By Morgan Disbrow-Monz, GSA Science Policy Fellow
On May 10, 2022 the Senate confirmed Dr. Asmeret Asefaw Berhe as the Director of the Department of Energy (DOE) Office of Science. Dr. Berhe was first nominated on April 22, 2021, and then renominated in 2022 after the full Senate did not hold a vote on her nomination in 2021. The Senate Energy and Natural Resources Committee voted 12-8 on 8 March 2022 to advance her nomination to the Senate floor.
The DOE Office of Science, which has an annual budget of approximately $7 billion, leads the Nation’s scientific research for energy and is the government’s largest funder of basic research in the physical sciences. The Office manages its interdisciplinary portfolio through six program offices: 1) Advanced Scientific Computing Research, 2) Basic Energy Sciences, 3) Biological and Environmental Research, 4) Fusion Energy Sciences, 5) High Energy Physics, and 6) Nuclear Physics. Additionally, the Office of Science oversees 10 of the Nation’s 17 national labs.

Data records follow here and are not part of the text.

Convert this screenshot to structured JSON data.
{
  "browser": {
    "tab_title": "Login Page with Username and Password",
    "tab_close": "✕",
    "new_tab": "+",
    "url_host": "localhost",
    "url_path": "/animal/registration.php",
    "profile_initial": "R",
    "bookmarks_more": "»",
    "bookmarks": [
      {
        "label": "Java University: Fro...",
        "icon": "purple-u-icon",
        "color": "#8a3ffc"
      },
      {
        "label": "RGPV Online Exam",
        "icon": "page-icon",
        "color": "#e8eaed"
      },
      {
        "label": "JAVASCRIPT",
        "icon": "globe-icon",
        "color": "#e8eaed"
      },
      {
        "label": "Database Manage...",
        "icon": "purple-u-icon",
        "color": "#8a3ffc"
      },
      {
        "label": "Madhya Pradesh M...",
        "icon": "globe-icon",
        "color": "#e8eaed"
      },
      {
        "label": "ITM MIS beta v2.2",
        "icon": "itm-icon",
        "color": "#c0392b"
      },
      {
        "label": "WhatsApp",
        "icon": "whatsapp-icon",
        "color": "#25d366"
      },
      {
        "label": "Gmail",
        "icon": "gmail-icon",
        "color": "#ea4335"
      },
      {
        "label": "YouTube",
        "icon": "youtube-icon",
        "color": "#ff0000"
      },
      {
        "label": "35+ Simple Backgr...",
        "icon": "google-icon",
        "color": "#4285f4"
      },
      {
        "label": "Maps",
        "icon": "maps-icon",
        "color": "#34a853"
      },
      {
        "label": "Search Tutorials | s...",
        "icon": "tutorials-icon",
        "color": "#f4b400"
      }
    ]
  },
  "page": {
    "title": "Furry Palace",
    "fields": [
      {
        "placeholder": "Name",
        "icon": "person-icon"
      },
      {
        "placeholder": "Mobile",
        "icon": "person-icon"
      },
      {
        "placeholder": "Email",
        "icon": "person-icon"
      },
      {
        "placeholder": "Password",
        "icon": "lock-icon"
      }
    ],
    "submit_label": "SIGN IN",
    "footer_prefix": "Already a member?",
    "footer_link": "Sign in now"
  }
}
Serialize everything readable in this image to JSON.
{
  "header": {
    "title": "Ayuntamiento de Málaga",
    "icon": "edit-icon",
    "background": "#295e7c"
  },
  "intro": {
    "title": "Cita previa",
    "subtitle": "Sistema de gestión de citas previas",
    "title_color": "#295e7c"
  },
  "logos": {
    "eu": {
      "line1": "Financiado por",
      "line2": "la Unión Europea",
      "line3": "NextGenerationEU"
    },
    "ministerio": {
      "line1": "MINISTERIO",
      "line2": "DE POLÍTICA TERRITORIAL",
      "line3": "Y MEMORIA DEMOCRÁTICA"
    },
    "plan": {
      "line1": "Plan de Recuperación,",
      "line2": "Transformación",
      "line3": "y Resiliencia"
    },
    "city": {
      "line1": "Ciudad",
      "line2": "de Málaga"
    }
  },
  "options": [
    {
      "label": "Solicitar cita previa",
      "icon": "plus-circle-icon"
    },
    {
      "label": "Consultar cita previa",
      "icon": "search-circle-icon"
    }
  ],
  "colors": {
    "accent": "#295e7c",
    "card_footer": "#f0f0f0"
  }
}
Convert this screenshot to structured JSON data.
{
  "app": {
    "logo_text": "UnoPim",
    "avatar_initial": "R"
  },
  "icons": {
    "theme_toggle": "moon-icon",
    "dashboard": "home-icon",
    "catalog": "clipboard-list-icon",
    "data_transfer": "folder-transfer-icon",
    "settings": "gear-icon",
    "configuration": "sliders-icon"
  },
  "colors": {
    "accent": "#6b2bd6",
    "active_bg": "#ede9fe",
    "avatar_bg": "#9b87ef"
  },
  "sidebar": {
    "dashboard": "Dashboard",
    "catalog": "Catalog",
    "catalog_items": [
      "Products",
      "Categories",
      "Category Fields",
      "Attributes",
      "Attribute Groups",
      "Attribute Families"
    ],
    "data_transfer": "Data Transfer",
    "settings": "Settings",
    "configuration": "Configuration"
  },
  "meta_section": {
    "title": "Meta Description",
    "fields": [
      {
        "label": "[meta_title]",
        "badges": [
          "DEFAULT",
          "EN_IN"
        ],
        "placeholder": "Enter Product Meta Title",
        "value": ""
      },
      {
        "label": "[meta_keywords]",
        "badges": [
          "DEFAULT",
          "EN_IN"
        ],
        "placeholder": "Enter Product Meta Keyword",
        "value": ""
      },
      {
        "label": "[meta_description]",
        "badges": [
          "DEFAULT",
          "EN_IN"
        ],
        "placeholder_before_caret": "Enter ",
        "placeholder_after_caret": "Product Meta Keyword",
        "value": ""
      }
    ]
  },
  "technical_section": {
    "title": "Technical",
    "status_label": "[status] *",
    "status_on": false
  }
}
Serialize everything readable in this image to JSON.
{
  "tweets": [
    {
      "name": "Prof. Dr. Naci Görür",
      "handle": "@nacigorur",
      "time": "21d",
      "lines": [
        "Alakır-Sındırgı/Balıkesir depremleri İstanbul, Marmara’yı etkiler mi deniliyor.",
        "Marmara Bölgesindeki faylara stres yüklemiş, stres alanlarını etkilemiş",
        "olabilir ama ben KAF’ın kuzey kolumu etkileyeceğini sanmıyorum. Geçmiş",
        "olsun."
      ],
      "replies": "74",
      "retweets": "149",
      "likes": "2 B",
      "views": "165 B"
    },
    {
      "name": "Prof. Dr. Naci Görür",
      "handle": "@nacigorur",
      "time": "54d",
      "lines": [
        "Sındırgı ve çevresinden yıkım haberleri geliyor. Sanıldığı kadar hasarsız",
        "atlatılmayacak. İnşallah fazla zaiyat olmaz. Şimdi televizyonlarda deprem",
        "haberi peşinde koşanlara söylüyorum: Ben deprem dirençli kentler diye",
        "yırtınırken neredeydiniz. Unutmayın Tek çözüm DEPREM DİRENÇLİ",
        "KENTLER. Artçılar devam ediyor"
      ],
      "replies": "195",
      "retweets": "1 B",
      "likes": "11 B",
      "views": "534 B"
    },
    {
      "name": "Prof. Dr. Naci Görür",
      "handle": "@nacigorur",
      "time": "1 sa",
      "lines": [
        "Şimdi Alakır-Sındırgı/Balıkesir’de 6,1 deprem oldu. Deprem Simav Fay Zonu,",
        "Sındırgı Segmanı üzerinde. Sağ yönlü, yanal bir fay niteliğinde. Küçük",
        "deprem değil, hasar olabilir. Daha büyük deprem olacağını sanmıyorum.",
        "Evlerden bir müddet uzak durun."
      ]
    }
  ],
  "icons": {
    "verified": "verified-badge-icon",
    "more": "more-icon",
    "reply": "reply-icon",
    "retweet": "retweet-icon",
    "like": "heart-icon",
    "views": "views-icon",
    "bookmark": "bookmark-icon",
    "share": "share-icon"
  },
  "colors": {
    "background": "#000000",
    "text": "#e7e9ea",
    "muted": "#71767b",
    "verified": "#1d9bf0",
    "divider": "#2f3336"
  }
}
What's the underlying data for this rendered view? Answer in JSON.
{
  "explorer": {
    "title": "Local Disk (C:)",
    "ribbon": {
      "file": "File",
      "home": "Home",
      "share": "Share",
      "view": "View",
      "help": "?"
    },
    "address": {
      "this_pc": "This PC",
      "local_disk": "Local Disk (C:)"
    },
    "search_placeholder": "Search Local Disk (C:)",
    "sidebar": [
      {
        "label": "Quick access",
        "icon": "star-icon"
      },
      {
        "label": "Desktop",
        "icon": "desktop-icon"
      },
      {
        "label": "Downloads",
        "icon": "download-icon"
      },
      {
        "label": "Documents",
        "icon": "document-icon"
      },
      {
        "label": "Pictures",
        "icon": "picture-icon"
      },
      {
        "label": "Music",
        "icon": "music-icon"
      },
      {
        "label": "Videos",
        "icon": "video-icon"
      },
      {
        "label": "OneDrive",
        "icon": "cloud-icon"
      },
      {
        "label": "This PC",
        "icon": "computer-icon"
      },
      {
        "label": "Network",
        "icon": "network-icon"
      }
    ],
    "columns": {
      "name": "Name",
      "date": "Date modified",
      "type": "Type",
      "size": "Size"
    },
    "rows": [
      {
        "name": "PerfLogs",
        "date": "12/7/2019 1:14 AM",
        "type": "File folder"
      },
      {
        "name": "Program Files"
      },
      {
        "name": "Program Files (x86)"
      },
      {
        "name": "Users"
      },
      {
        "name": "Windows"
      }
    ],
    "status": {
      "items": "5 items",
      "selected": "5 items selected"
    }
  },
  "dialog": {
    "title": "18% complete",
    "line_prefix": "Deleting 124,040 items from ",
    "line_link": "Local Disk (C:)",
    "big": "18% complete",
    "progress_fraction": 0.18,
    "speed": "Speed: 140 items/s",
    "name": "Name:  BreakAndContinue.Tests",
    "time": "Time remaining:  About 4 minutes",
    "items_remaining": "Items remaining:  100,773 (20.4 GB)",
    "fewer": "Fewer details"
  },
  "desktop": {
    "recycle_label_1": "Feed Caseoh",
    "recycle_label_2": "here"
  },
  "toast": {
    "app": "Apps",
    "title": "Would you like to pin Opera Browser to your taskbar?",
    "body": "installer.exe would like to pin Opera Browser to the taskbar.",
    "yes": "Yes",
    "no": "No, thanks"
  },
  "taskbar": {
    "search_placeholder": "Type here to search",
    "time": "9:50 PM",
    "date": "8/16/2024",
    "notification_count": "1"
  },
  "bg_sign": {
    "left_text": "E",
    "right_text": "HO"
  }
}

As expressed by the Senate Energy and Natural Resources Committee Chair, Senator Joe Manchin (D-WV), in his opening remarks at Dr. Berhe’s first confirmation hearing, “Although it is named the Department of Energy, science has always been at the core of the department…The Office of Science lies at the heart of the Department’s science mission. The Office’s mission by law is to deliver the scientific discoveries, capabilities and major scientific tools to transform the understanding of nature and to advance the energy, economic and national security of the United States. That is no small task. It is clear that you [Dr. Berhe] have the scientific credentials that this job requires.”
Dr. Berhe’s nomination to the Director position highlights the Biden Administration’s emphasis on climate change research. Dr. Berhe is a professor of soil biogeochemistry and the Ted and Jan Falasco Chair in Earth Sciences and Geology at the University of California, Merced. She is also the interim Associate Dean for Graduate Education. Her research lies at the intersection of soil science, climate change, global change science, and political ecology, with an emphasis on understanding the processes that regulate organic matter (carbon) accumulation and loss in soils. Additionally, Dr. Berhe is recognized for her significant work advancing diversity, equity and inclusion and anti-harassment and anti-bullying efforts, including serving as a co-principal investigator in the ADVANCEGeo partnership. Dr. Berhe earned her B.S. from the University of Asmara in Water Conservation, an M.S.c. from Michigan State University in Political Ecology, and her Ph.D. from the University of California, Berkley in Biogeochemistry. She is a Fellow of the Geological Society of America and the 2019 recipient of the Society’s Randolph W. “Bill” and Cecile T. Bromery Award.
At her confirmation hearings, several Senators on the Energy Committee, such as Ranking Member John Barrasso (R-WY), expressed concern that Dr. Berhe’s research in soil science does not align with one of the major fields supported by the DOE Office of Science, nor does she have experience running a large organization. Those in support of her confirmation, however, cited her prestigious academic record, and highlighted the importance of her work with regards to the DOE and specifically climate change research. Senator Joe Manchin (D-WV), with regards to Dr. Berhe’s nomination hearing, stated, “I believe all [the nominees before the committee] are well-qualified by their training and experiences for the positions to which they have been nominated,” and Senator John Hickenlooper (D-CO), after questioning Dr. Berhe on carbon sequestration, concluded “It is an exciting time. I think you’re going to be the right person in the right place.”